Let’s first look at the typical association between the insurer and the insured. Despite the long-term nature of the relationship (policies are most typically in place for a period of 12 months), the majority of policyholders rarely interact with their carriers. In fact, after purchasing coverage, an individual may never formally contact their insurer again. If they are happy with the coverage they’ve contracted, and their premiums are still reasonable, they may simply renew online and happily not think about their policy—or their carrier—for at least another year. As an insurer, you may not be faulted for focusing most of your efforts on making it as fast, easy and efficient as possible to establish and/or renew a policy. And delivering a phenomenal customer experience at the point of sale or point of renewal can certainly be seen as one of the facets of “being there” for your policy holder.
There’s no question that a great customer experience at the point of sale is definitely important and goes a long way toward building policyholder loyalty. Unfortunately, we know that customer goodwill is not necessarily permanent, and can be all too easily eroded. Some policyholders are extremely lucky and never have cause to file a claim. But for many, accidents are a part of life and at the very least, policyholders want their claims settled accurately and fairly, and in what they believe is a timely manner. When a customer perceives this not to be the case, years’, perhaps even decades’ worth of goodwill can be gone in a flash. Right or wrong, the customer simply believes the insurer was not “there for them” in their time of need. And while there is no doubt that insurers have made tremendous strides in this area, ensuring that customers walk away from their claims experience happy—versus ready to change carriers—requires an effective, cross-operational strategy. It also requires that the best possible decisions are made throughout the multiple processes and subprocesses that drive a claim from FNOL to conclusion. For example, are your fraud detection or subrogation identification strategies adding friction or are they streamlining the process? Today’s insurers are clearly embracing a more holistic approach to the customer experience and employing digital transformation initiatives designed to augment their people, processes, and procedures to arrive at optimal outcomes.
So, has the insurance industry solved its customer experience dilemma? Can our insurance professionals be assured of a good night’s sleep tonight? Perhaps. But there is one other crucial thing to consider: All customers are not the same and the customer experience means different things to different people.
‘Being There’ for Different Customers
We’ve seen repeatedly that customers tend to align their priorities to the type of carrier with which they want to do business and from there, align their customer experience expectations.

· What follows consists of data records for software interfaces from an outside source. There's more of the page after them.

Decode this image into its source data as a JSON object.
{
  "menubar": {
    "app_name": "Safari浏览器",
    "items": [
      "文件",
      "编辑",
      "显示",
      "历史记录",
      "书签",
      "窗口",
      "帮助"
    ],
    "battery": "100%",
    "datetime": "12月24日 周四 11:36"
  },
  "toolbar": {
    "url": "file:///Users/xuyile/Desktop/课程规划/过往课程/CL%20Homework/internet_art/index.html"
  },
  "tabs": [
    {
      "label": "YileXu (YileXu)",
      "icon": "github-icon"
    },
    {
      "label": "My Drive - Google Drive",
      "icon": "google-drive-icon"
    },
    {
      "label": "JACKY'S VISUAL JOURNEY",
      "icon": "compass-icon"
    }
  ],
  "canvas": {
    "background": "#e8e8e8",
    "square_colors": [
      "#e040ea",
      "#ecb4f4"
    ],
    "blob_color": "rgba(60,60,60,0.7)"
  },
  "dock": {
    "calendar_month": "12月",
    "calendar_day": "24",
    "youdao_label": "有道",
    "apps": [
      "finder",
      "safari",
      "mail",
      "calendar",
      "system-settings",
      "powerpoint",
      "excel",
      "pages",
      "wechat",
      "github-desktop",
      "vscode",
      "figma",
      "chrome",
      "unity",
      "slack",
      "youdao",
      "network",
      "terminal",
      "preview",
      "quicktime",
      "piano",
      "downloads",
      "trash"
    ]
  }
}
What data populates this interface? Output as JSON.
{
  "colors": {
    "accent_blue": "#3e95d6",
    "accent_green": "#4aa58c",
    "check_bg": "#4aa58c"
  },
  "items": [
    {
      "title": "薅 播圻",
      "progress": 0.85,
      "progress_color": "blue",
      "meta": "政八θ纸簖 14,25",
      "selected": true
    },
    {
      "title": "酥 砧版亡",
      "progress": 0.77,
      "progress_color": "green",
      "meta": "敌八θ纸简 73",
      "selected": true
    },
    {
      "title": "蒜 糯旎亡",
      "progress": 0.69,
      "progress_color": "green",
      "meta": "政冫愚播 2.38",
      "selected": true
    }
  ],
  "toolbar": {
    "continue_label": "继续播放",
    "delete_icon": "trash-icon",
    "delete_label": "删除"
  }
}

This also means that the concept of “being there” means something different for different insurer/insured relationships. For example, if a policyholder’s main concern is price, they seek out insurers that can offer required coverage at the lowest premium. Other customers are willing to pay a higher premium to have access to additional perks, such as concierge-type services, new car replacement, and others. Each of these customers have significantly different opinions about what they expect from their customer experience. The policyholder on a budget certainly wants to be treated fairly in the case of a claim, but they are also likely to be more understanding if the claim is settled in weeks versus days. The customer paying higher premiums expects not only fairness, but a fast resolution without what they perceive to be hassles and delays. Knowing its customer base, and their general expectations, will allow insurers to fine tune their customer experience strategies, and the technology solutions they are using to deliver them. Only by doing so will they be viewed as “being there” for their policyholders and get the good night’s sleep they deserve.